Zhang Zixuan, a fan who saw the movie shortly after it was released, said its popularity lies in the well-plotted, overlapping storylines, scary sound effects, an all-star cast, and most importantly, 3-D presentation.

The success of The House That Never Dies is a far cry from 2002, when the domestic movie market began growing rapidly and Chinese horror movies invariably scored low ratings and attracted huge amounts of criticism.

"Horror movies are supposed to feature scenes that will terrify the audience, but domestic horror movies are not scary at all," says Zhang Ting, a 27-year-old from Qingdao, Shandong province. "I just don't understand why people make such bad movies," she said.

On movie websites, Chinese horror films often score ratings below six, usually falling into the two to four bracket, out of 10, and often attract comments such as "crudely shot", "ridiculous", "an insult to my IQ", and "boring".

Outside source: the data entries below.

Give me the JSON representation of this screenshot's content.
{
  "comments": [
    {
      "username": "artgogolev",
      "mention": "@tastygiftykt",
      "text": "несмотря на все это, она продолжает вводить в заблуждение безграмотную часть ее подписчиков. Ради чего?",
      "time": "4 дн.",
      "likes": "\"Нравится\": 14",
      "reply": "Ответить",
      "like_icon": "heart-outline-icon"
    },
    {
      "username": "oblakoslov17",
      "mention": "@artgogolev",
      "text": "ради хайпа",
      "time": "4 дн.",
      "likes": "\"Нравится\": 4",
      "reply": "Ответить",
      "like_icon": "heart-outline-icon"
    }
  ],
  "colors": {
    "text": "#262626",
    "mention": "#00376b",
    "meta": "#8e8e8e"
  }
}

Yet, despite their terrible reputation, dozens of such movies are made in China every year, and in 2012 the State Administration of Press, Publication, Radio, Film and Television approved more than 200 for filming, according to Mtime, a popular movie website. Why? Well, the reason is simple - these movies make money.